***** Input records *****

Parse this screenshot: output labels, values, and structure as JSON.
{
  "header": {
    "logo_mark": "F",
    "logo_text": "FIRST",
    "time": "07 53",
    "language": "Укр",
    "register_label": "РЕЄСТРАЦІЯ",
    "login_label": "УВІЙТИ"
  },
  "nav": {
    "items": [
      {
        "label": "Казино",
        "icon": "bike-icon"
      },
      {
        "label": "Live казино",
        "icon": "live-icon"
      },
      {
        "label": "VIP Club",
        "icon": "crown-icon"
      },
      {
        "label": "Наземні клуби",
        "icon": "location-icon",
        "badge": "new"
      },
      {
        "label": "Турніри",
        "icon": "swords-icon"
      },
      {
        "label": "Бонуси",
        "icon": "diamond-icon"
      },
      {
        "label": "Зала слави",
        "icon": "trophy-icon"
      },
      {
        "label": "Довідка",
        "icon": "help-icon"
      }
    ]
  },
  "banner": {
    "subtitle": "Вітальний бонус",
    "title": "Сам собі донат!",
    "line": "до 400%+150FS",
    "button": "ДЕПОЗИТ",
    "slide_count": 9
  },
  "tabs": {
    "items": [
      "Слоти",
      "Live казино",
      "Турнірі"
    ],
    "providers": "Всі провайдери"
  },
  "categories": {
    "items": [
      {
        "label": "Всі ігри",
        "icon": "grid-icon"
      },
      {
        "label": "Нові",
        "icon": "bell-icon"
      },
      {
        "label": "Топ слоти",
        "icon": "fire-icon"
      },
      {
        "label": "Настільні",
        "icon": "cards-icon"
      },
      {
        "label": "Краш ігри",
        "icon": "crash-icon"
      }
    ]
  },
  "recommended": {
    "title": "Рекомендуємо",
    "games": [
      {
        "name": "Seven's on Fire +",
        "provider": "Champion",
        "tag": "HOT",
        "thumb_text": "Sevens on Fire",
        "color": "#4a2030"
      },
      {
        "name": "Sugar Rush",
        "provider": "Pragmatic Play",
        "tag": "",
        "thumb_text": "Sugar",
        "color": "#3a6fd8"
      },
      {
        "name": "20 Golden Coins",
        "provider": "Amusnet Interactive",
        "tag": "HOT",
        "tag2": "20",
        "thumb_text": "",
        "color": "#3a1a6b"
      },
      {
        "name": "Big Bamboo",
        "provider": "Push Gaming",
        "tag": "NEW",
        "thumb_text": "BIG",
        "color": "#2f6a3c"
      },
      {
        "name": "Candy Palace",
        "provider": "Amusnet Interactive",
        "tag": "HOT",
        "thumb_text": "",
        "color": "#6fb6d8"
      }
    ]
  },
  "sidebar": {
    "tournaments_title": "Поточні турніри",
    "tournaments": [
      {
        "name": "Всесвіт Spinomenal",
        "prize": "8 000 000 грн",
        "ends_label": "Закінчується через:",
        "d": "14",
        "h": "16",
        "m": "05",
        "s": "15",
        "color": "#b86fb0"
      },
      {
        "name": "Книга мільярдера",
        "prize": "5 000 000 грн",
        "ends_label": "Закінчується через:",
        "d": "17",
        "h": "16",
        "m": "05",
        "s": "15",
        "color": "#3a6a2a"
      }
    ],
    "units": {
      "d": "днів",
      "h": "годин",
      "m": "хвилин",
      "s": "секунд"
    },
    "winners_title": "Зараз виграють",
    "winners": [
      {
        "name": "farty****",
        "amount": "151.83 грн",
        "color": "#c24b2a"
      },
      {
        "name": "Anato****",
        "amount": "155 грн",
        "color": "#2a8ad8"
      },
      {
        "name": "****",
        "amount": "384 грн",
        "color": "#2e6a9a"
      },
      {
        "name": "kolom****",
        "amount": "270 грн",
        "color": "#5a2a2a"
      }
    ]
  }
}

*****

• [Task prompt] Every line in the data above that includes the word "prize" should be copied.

• [Completed task]
        "prize": "8 000 000 грн",
        "prize": "5 000 000 грн",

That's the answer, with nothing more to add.